MIAMI – With the full picture of the widespread fallout and damages Hurricane Ian brought to southwest Florida still coming into focus, the Miami region looks on with a collective sigh of relief: What if that had hit here?

From Naples, just two hours west of Fort Lauderdale across Interstate 75, up throughout the greater Fort Myers, Port Charlotte and Sarasota region, many residents and parish communities are facing a challenging close to 2022 and with the holiday season just around the corner.

The post-Hurricane Ian landscape is expected to trigger housing, employment and other cost-of-living complications for the entire state and in particular on the Gulf Coast.
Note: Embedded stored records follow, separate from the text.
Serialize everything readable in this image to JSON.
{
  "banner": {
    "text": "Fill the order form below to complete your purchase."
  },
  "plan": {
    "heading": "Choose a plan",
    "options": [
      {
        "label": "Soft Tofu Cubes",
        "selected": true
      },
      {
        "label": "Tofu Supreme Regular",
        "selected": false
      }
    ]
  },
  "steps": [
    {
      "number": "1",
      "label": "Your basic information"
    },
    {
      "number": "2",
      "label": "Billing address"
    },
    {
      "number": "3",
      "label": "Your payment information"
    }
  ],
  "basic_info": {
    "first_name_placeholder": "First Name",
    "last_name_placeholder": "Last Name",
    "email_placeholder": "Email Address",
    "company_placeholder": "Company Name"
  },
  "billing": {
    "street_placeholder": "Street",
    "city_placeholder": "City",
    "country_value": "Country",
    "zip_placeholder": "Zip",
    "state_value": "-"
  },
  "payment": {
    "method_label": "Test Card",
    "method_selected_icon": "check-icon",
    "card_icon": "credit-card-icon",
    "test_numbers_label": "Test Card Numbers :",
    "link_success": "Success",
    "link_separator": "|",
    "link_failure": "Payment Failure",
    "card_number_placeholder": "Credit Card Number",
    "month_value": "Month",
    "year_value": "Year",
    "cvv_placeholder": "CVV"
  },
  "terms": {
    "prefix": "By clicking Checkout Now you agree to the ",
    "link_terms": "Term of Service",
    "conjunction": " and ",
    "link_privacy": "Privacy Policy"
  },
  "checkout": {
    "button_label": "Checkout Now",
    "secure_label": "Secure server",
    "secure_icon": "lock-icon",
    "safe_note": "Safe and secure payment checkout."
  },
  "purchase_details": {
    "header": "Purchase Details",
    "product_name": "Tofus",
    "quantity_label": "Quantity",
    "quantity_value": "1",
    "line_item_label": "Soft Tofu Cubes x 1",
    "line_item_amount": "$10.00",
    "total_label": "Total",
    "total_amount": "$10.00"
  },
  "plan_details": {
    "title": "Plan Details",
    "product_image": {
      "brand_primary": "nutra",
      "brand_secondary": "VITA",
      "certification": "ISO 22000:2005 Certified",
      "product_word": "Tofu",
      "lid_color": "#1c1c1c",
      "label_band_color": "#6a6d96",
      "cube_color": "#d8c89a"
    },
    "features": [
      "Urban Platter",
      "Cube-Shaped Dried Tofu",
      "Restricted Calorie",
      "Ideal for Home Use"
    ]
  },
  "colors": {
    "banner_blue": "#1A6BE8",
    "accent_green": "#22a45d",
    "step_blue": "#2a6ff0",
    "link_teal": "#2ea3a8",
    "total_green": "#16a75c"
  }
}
"We saw wind damage and heard stories of those who stayed for the hurricane and the trauma they went through but some areas we have been to saw significant flood damages, the waters had subsided but the needs are going to be there," said Peter Routsis-Arroyo, CEO of Catholic Charities of the Archdiocese of Miami.

He served as CEO of Catholic Charities of the Diocese of Venice before moving to Miami.

Routsis-Arroyo's remarks followed a second tour he took of the area following Hurricane Ian. He connected with his Catholic Charities counterparts in the Venice Diocese and offered moral support during stops at Churches and drive-up emergency distribution sites Fort Myers, Arcadia, Bonita Springs and more.

"When you have a house with 4 to 6 feet of water coming in, I don't know if this means your house is not going to be habitable or if you get some mediation done, but you will go through some pain and suffering while all of that goes on," he said Oct 5.

"And then there is the dealing with insurance companies, if you have insurance, and those who don't may be dealing with loss of employment or work, inflation, higher costs. It's all going to lead to making this a humanitarian crisis," he added.

Lee County, which also includes Fort Myers Beach, Pine Island and Sanibel, suffered most of the 119 fatalities related to Hurricane Ian, which made landfall on the state's west coast as a powerful Category 4 storm Sept. 28.

Eddie Gloria, Venice Catholic Charities CEO, has said the easiest way to understand where the damage is greatest is in terms of the central corridor of Fort Myers and Lee County along with dispersed pockets of rural communities throughout the greater 10-county diocese. These areas suffered flooding as river waters spilled over into neighboring housing.

Hurricane Ian brought heavy rains and gusts of 140 mph, but "it took a few hours to cross the town," said Father Luis Pacheco, the Venezuela-born administrator of St. Paul's Catholic Church in Arcadia in DeSoto County.

The parish of 600 families is in a farming and largely Spanish-speaking community inland from Punta Gorda and Port Charlotte.